## Source material
###
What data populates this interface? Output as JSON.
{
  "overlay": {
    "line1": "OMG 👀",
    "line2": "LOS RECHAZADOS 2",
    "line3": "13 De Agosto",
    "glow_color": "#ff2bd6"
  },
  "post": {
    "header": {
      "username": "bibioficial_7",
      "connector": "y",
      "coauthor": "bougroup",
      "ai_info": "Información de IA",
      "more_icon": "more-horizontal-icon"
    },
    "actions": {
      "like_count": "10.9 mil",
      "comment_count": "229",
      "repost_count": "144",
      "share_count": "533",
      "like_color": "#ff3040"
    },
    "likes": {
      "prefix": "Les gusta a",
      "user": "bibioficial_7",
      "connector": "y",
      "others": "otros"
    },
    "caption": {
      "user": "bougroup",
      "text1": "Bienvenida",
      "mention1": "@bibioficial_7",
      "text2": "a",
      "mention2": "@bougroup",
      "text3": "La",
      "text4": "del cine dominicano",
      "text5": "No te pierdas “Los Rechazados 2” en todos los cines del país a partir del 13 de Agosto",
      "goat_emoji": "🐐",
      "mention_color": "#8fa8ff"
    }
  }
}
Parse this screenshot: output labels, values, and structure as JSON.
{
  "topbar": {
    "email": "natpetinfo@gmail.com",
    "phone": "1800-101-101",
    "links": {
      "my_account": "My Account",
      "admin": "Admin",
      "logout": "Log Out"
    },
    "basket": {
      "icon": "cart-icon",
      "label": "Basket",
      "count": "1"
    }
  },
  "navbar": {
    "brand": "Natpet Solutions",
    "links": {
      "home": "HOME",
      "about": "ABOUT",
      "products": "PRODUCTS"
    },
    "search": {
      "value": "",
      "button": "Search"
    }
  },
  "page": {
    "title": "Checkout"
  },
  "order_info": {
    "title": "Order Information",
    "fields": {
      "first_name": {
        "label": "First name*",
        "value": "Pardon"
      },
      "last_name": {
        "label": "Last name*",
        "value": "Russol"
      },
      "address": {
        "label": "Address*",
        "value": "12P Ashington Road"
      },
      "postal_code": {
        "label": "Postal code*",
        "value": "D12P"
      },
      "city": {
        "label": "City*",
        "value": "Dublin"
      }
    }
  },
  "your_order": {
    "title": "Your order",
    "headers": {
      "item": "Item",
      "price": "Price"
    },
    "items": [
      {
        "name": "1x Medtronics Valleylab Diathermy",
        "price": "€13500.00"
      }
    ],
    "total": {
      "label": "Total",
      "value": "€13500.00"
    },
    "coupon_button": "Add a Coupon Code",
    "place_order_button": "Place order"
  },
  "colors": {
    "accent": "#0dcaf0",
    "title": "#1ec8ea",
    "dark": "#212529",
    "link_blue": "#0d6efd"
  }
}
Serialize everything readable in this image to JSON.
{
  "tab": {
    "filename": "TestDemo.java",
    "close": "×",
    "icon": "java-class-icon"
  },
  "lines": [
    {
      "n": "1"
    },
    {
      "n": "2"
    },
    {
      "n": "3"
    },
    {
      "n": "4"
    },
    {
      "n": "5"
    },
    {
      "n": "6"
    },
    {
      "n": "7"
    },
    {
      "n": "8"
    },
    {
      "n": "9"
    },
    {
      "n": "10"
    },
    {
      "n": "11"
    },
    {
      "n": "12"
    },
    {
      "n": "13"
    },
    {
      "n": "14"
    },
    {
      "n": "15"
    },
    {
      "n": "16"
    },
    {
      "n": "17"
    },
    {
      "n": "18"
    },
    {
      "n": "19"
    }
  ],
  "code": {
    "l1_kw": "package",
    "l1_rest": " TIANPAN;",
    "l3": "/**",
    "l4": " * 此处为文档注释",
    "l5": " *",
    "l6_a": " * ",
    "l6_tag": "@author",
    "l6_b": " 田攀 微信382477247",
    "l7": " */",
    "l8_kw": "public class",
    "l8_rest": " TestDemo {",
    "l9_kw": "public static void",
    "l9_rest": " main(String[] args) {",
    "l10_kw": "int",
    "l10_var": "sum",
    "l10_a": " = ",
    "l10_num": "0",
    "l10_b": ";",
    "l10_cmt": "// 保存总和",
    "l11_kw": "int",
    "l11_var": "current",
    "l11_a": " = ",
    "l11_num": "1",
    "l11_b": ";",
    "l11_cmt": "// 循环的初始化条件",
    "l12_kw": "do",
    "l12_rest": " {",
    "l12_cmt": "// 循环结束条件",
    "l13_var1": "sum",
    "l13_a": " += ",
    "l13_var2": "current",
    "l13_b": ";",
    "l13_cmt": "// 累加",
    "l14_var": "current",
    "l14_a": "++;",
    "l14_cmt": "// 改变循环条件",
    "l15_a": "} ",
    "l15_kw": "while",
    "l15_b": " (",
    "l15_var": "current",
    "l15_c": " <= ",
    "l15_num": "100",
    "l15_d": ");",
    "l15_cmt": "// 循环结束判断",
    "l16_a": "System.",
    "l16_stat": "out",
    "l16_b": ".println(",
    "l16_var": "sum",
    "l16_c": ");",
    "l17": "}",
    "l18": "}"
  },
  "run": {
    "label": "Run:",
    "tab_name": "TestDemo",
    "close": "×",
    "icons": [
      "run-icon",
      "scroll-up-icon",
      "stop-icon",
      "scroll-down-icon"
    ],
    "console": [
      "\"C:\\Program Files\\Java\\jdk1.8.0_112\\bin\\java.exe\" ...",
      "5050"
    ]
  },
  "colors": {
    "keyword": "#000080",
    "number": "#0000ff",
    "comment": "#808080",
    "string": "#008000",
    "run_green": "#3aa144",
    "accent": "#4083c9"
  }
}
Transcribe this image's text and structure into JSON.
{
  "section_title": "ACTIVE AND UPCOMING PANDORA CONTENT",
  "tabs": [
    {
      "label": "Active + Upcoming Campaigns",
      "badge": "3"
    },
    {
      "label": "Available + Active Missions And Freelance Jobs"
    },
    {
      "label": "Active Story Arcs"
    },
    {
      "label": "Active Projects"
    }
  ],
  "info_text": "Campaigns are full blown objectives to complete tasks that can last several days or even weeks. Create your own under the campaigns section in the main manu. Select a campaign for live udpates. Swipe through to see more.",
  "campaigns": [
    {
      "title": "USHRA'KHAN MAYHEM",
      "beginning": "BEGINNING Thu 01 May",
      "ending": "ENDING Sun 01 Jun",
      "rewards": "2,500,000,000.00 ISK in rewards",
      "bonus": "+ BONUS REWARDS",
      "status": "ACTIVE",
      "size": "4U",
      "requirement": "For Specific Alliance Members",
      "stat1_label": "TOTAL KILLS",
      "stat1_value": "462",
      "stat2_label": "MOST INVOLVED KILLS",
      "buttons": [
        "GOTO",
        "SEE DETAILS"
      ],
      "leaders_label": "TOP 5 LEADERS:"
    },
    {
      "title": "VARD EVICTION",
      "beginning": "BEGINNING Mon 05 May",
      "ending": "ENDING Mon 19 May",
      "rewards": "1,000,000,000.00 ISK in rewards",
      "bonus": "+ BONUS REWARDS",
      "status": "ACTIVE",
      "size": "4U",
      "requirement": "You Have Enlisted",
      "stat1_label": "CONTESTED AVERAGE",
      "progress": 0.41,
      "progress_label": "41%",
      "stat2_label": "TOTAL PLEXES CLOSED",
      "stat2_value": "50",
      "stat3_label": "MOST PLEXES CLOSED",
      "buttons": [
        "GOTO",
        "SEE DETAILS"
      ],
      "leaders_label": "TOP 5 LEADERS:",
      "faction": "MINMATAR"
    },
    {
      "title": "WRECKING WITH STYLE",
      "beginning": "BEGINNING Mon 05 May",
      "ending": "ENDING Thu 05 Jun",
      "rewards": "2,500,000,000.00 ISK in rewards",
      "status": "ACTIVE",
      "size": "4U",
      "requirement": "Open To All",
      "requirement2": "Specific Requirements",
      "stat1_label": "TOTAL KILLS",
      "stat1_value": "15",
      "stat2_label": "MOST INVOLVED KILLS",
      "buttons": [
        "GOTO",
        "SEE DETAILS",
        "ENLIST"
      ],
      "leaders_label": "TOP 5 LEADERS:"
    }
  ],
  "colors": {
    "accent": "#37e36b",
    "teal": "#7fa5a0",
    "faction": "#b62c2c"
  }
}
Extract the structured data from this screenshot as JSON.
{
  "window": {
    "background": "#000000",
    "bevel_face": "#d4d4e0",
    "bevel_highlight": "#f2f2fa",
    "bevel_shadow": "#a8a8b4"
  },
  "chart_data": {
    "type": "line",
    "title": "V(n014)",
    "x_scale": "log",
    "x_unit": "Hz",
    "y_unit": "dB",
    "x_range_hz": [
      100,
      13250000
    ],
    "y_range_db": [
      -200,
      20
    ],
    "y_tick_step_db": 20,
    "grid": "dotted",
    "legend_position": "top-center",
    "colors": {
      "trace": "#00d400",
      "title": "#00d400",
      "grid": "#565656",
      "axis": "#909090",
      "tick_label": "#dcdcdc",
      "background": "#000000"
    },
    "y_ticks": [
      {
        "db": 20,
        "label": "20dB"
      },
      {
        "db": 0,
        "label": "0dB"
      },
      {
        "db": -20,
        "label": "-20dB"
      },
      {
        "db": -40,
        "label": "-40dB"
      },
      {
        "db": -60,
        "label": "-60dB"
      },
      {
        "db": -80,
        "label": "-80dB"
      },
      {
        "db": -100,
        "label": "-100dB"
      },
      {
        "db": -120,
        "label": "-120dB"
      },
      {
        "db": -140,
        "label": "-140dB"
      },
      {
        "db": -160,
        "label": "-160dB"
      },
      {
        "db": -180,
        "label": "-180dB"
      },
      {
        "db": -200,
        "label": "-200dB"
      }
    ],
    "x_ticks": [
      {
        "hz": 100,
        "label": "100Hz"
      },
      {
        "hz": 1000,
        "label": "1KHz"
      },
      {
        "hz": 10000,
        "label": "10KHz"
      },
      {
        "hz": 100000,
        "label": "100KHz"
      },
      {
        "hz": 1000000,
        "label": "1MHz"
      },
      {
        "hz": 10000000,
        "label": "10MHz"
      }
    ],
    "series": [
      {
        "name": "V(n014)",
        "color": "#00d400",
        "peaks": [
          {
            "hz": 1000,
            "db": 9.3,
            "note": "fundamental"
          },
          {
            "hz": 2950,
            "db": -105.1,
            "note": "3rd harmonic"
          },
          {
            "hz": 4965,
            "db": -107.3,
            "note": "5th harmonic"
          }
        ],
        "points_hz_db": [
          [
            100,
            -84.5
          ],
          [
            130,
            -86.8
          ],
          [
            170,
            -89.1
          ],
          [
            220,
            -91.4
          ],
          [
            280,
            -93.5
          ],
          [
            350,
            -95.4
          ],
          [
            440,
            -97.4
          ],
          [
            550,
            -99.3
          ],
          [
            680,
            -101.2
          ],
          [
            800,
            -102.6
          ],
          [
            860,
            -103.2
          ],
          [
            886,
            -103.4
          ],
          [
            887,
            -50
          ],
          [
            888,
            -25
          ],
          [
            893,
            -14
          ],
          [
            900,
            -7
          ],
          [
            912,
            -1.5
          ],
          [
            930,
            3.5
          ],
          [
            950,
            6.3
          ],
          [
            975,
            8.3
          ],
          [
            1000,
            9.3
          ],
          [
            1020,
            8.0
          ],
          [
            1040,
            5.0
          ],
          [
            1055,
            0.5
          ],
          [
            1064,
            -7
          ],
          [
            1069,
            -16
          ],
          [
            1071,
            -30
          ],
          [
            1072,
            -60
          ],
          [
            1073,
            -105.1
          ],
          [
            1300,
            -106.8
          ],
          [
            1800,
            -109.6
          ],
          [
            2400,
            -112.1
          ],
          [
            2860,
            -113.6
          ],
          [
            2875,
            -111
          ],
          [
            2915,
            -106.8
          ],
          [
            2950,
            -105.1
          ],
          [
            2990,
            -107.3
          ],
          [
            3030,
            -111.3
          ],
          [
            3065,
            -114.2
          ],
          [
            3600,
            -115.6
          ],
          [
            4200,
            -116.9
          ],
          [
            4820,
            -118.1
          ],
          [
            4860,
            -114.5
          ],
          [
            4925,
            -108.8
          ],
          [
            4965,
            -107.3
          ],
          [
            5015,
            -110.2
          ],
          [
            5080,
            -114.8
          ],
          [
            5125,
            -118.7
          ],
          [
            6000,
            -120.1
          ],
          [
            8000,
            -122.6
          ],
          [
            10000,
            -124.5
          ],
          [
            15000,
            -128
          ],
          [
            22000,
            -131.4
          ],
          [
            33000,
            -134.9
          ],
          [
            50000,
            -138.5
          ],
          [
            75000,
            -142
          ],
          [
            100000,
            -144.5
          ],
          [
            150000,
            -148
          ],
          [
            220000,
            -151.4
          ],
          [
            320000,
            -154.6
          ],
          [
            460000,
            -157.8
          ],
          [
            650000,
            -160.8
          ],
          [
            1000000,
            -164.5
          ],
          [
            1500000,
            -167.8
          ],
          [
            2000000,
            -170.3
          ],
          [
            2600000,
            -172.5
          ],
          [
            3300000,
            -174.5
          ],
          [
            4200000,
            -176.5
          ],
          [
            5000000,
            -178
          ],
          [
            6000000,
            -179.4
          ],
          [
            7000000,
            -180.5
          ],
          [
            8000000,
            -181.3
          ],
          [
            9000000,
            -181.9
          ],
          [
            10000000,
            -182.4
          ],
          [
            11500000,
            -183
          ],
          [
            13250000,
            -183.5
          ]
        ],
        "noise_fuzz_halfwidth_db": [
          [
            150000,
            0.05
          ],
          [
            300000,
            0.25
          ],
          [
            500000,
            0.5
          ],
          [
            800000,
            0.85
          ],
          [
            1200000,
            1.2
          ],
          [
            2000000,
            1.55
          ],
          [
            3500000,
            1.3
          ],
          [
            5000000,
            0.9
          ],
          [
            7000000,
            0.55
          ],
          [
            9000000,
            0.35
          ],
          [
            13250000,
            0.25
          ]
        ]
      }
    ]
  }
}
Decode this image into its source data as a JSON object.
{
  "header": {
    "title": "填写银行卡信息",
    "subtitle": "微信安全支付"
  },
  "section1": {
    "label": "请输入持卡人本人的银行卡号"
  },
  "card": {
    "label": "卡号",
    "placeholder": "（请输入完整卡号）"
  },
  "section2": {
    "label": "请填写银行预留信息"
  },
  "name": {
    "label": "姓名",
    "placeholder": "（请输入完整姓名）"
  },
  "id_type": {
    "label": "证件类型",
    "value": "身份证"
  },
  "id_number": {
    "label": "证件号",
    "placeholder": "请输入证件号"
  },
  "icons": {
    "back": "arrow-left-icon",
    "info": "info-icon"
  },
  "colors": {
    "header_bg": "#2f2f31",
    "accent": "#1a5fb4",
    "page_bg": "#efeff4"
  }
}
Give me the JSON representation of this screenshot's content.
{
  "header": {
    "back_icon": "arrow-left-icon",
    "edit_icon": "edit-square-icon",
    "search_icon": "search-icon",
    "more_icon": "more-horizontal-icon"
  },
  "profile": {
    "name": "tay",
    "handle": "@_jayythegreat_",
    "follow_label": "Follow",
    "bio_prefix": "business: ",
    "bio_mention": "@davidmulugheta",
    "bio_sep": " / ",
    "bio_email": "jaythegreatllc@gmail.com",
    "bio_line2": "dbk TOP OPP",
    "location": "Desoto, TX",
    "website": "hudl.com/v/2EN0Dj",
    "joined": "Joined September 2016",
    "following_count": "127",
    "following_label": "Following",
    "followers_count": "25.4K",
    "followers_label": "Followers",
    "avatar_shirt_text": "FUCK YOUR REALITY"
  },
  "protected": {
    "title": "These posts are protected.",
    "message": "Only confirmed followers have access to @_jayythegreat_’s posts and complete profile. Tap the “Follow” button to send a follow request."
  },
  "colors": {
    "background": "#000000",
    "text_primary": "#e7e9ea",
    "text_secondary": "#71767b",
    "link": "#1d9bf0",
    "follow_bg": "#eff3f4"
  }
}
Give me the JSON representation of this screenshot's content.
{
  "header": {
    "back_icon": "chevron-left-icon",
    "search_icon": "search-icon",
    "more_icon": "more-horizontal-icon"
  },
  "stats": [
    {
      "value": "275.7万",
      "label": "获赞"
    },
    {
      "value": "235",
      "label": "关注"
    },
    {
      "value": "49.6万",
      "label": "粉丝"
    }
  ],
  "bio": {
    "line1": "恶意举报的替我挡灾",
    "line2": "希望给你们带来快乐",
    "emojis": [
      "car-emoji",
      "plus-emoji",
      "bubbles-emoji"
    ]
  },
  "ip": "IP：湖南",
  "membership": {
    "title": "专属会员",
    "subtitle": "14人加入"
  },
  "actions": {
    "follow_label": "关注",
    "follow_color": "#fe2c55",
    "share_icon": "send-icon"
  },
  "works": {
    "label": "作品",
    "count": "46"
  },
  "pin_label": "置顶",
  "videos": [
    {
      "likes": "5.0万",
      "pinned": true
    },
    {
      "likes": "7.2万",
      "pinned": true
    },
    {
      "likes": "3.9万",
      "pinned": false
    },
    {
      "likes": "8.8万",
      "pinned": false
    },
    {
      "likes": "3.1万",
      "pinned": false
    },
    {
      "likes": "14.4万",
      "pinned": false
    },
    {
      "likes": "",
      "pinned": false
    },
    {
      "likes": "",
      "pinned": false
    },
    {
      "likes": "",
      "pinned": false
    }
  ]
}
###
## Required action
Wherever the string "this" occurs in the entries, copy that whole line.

## Solution
What data populates this interface? Output as JSON.
Parse this screenshot: output labels, values, and structure as JSON.
Serialize everything readable in this image to JSON.
Transcribe this image's text and structure into JSON.
Extract the structured data from this screenshot as JSON.
Decode this image into its source data as a JSON object.
Give me the JSON representation of this screenshot's content.
Give me the JSON representation of this screenshot's content.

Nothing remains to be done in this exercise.